Directed by Dominic Burns.
Starring Mark Hamill, Craig Conway, Billy Murray, Sebastian Street, Simon Phillips, Alan Ford, Julian Glover, Gemma Atkinson and Rita Ramnani.
Hell literally breaks loose on board a Trans-Atlantic flight when an ancient evil is unleashed at 30,000 feet.
I’ve always been a fan of closed environment thrillers. Films like The Hole and 2010’s Buried have always impressed me from a) a story telling standpoint and b) in terms of filmmaking. It takes a great level of skill to make a feature length movie set predominantly in one location that can grasp an audience to make sure they don’t fall asleep before the credits roll. To Airborne’s credit, it does come very close but it falls under the weight of trying to cram one too many ideas in the film.
Burns has brought back many of the alumni from his Jack Trilogy (Jack Says, Jack Said and Jack Falls) including Simon Phillips as our (I guess) hero of the movie and Alan Ford who is Bricktop in all but name. Joining them is Gemma Atkinson (people in their mid to late 20s will remember her as Lisa from Hollyoaks), Billy Murray (Johnny from EastEnders), Julian Glover and fellow Star Wars alumni member Mark Hamill in what could be considered an all-star cast (if you judge your casts by D-list standards). Hamill is actually brilliant in the short amount of time he has on screen and the rest of the cast do a decent enough job bar Julian Glover, who looked to be phoning in his performance with an accent I couldn’t quite place, and Gemma Atkinson, who has never looked more unconvincing in a role since her saucy antics on Hollyoaks: After Hours.

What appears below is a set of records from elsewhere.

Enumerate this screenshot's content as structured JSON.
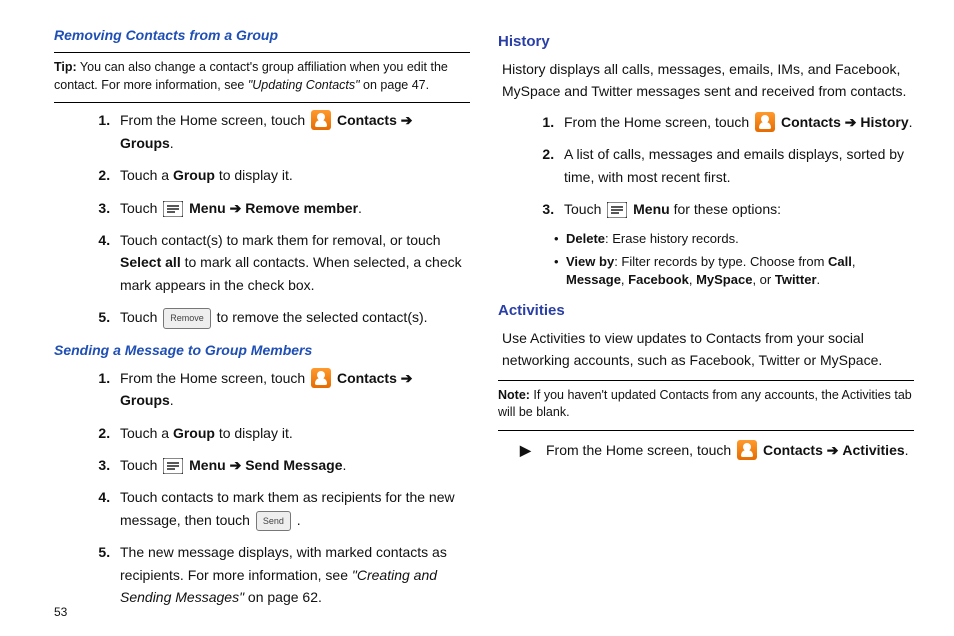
{
  "left": {
    "sub1_title": "Removing Contacts from a Group",
    "tip_label": "Tip:",
    "tip_text_1": " You can also change a contact's group affiliation when you edit the contact. For more information, see ",
    "tip_ref": "\"Updating Contacts\"",
    "tip_text_2": " on page 47.",
    "steps1": {
      "s1_a": "From the Home screen, touch ",
      "s1_b": " Contacts ",
      "s1_c": " Groups",
      "s2_a": "Touch a ",
      "s2_b": "Group",
      "s2_c": " to display it.",
      "s3_a": "Touch ",
      "s3_b": " Menu ",
      "s3_c": " Remove member",
      "s4_a": "Touch contact(s) to mark them for removal, or touch ",
      "s4_b": "Select all",
      "s4_c": " to mark all contacts. When selected, a check mark appears in the check box.",
      "s5_a": "Touch ",
      "s5_b": "Remove",
      "s5_c": " to remove the selected contact(s)."
    },
    "sub2_title": "Sending a Message to Group Members",
    "steps2": {
      "s1_a": "From the Home screen, touch ",
      "s1_b": " Contacts ",
      "s1_c": " Groups",
      "s2_a": "Touch a ",
      "s2_b": "Group",
      "s2_c": " to display it.",
      "s3_a": "Touch ",
      "s3_b": " Menu ",
      "s3_c": " Send Message",
      "s4_a": "Touch contacts to mark them as recipients for the new message, then touch ",
      "s4_b": "Send",
      "s5_a": "The new message displays, with marked contacts as recipients. For more information, see ",
      "s5_ref": "\"Creating and Sending Messages\"",
      "s5_b": " on page 62."
    }
  },
  "right": {
    "section1_title": "History",
    "section1_para": "History displays all calls, messages, emails, IMs, and Facebook, MySpace and Twitter messages sent and received from contacts.",
    "steps": {
      "s1_a": "From the Home screen, touch ",
      "s1_b": " Contacts ",
      "s1_c": " History",
      "s2": "A list of calls, messages and emails displays, sorted by time, with most recent first.",
      "s3_a": "Touch ",
      "s3_b": " Menu ",
      "s3_c": " for these options:"
    },
    "bullets": {
      "b1_a": "Delete",
      "b1_b": ": Erase history records.",
      "b2_a": "View by",
      "b2_b": ": Filter records by type. Choose from ",
      "b2_c": "Call",
      "b2_d": "Message",
      "b2_e": "Facebook",
      "b2_f": "MySpace",
      "b2_g": "Twitter"
    },
    "section2_title": "Activities",
    "section2_para": "Use Activities to view updates to Contacts from your social networking accounts, such as Facebook, Twitter or MySpace.",
    "note_label": "Note:",
    "note_text": " If you haven't updated Contacts from any accounts, the Activities tab will be blank.",
    "arrow_item": {
      "a": "From the Home screen, touch ",
      "b": " Contacts ",
      "c": " Activities"
    }
  },
  "glyphs": {
    "arrow_right": "➔",
    "play": "䷣"
  },
  "page_number": "53"
}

The characters themselves are fairly limited and are not really fleshed out over the course of the movie. Burns tries to inject some backstory into each character in incredibly contrived scenes but overall everyone feels like the same person but with a different face and job. You’re never really rooting for anyone, nor are you jeering anyone either, which doesn’t help move the pretty lacklustre plot along.
Airborne doesn’t know whether it wants to be an in-the-air thriller like Red Eye or a supernatural artifact movie like Raiders of the Lost Ark. Neither idea works particularly well and combining both elements ultimately leads to the film’s downfall. Just as you settle yourself into a path it drags you over to another one, only to lead you back down the previous path at just a moment’s notice.
At times plot threads get started but are never given any satisfying conclusion, which just adds to the mess and almost feel like they were inserted just to ramp up the “mystery”. The pacing of the movie is slow and steady, which works for this type of film, but because none of the payoffs are any good, it feels kind of empty. Elements of the film are great and some of the deaths and visuals are actually excellent but overall, the plot needed a lot of work before it was put into production.
Two ideas which don’t excite, combined together to make one mess of a movie set on an airplane. Aside from a great performance by Mark Hamill, Airborne is really is one to miss. It starts off good and moves at a decent pace but its lack of payoffs, conclusions and lacklustre ending will leave you unsatisfied and ultimately annoyed.
Flickering Myth Rating – Film: ★ ★ / Movie: ★
Luke Owen is a freelance copywriter working for Europe’s biggest golf holiday provider as their web content executive.